- **Aim of the exercise**: Provide only the number of lines in the records where "localhost" appears.

- **Provided records**:
::::::
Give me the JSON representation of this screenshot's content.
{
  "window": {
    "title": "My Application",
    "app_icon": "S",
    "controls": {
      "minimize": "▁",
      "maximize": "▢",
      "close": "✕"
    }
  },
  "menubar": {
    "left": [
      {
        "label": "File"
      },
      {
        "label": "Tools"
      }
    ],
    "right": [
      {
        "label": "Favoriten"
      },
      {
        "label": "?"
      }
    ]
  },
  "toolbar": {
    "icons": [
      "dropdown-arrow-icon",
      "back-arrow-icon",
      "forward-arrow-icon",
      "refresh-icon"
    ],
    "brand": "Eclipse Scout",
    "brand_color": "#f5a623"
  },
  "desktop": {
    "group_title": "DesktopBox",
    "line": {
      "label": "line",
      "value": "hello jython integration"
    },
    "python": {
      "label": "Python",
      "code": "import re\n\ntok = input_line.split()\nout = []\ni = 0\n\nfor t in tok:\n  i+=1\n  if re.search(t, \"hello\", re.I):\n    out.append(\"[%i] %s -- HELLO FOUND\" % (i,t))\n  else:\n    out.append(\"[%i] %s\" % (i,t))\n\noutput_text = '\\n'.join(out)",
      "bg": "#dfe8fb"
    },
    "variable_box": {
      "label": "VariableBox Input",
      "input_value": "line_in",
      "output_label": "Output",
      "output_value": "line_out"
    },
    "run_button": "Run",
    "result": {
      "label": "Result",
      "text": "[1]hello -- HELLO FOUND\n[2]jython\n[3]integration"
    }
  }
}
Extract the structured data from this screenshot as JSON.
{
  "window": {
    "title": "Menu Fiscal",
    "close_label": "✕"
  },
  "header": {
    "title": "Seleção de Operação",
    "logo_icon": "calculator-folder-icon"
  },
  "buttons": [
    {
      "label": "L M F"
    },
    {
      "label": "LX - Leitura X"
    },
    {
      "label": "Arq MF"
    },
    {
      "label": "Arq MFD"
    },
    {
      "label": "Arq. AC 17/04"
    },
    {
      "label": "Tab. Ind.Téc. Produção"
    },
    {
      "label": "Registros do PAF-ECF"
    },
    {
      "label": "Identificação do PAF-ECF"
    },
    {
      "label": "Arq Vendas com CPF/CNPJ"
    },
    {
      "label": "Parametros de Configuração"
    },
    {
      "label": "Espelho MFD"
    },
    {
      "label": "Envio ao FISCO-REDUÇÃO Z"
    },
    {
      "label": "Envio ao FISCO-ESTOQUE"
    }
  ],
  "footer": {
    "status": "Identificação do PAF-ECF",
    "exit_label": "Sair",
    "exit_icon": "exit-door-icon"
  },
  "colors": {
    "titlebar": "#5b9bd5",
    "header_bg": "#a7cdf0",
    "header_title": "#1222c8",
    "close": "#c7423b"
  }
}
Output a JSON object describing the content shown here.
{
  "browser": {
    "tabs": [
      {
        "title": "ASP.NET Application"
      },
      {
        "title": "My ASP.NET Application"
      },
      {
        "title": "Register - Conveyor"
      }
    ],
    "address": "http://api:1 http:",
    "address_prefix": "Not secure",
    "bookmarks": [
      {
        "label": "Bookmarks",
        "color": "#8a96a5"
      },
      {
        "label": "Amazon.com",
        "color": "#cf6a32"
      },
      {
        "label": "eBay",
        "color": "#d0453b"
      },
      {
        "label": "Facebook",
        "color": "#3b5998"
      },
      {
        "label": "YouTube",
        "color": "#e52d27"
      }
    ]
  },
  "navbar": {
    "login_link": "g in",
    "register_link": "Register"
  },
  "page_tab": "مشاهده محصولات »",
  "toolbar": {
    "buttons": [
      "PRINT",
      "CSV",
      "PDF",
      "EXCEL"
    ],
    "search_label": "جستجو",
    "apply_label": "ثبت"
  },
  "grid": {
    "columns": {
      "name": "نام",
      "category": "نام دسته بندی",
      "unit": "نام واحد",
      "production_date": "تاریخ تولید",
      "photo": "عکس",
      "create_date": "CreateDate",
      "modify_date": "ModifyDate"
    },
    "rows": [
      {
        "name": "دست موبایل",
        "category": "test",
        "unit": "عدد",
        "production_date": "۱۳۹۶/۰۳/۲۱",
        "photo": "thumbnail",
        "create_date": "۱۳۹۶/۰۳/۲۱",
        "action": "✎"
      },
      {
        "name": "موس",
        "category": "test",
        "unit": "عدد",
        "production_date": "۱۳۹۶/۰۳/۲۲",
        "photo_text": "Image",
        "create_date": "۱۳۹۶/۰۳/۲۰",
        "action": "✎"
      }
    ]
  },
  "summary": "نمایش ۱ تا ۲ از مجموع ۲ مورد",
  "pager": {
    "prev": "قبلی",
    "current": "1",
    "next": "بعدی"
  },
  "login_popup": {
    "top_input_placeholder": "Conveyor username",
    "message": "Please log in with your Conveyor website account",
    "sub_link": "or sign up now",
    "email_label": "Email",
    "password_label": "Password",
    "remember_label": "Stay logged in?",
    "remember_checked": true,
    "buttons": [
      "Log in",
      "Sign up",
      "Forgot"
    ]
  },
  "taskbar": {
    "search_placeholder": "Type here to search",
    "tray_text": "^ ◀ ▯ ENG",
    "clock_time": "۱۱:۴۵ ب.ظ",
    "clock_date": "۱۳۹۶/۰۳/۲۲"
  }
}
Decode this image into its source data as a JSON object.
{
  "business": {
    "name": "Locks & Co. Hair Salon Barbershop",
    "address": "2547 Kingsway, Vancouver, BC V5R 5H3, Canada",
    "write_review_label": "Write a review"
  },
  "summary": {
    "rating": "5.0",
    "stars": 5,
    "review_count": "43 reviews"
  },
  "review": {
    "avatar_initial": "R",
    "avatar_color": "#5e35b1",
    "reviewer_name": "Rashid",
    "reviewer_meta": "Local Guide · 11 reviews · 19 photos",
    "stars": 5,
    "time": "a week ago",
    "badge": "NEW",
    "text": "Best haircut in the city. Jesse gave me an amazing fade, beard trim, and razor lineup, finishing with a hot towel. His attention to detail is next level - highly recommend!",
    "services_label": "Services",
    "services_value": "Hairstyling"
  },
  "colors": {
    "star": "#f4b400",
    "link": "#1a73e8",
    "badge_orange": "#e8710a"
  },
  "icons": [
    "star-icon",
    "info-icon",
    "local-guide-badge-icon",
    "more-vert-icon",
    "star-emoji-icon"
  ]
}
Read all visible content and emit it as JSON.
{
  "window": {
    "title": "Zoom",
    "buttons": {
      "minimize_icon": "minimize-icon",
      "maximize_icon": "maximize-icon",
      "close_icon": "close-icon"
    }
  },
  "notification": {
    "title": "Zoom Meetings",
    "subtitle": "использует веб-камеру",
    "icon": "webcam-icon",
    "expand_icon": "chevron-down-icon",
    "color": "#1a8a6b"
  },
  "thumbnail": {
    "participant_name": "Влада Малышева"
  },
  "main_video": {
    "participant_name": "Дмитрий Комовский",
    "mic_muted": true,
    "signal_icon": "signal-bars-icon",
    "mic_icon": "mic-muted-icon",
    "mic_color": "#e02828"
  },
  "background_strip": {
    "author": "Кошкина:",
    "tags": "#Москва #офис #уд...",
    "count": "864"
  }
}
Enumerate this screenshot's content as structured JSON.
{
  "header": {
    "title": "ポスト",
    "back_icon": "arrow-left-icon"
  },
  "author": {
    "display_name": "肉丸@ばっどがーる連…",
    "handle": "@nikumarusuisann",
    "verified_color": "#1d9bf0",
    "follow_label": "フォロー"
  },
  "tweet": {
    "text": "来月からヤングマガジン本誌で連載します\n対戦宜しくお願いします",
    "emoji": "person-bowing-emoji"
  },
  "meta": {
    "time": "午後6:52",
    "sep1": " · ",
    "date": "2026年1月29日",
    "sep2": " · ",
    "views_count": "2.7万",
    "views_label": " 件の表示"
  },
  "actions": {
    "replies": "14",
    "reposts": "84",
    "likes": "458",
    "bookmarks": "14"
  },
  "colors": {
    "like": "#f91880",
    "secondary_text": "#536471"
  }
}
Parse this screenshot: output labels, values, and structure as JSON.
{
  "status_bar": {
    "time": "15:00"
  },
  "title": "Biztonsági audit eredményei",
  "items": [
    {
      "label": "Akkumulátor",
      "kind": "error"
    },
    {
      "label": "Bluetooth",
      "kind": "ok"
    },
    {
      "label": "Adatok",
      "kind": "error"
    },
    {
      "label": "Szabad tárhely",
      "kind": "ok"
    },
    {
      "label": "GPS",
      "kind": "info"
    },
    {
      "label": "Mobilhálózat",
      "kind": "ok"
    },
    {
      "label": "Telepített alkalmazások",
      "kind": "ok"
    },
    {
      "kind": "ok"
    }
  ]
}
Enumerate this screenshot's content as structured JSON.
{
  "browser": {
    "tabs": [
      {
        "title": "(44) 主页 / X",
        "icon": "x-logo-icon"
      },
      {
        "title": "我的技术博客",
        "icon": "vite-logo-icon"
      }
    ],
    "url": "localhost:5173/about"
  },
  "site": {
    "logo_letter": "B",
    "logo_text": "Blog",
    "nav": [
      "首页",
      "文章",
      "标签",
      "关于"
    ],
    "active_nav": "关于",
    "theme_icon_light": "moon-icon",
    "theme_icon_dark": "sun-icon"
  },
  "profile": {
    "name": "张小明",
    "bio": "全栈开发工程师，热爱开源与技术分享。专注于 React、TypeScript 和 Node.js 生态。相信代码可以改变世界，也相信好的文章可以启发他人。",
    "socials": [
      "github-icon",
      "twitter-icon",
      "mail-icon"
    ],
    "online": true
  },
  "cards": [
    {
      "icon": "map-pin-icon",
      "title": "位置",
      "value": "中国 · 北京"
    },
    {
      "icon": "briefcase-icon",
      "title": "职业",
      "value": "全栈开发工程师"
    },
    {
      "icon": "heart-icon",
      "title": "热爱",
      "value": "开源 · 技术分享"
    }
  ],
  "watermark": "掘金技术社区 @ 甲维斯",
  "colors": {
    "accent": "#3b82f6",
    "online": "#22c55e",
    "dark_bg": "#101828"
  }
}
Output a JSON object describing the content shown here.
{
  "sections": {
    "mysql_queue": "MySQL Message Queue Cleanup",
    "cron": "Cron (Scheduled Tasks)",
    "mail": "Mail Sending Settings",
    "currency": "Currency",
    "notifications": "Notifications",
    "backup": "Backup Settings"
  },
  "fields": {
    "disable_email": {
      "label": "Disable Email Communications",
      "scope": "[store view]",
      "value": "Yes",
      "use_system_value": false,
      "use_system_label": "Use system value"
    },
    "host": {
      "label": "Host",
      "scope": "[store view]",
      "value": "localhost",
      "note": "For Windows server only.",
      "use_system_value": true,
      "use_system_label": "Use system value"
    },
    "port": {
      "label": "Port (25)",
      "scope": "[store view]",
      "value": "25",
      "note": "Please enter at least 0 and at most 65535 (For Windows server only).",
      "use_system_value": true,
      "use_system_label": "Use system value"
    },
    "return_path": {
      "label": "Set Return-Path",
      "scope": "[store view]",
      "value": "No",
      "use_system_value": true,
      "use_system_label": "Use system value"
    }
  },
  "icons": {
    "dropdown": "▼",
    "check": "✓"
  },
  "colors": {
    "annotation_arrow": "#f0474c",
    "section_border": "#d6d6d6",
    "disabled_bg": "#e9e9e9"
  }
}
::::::
- **The answer**: 2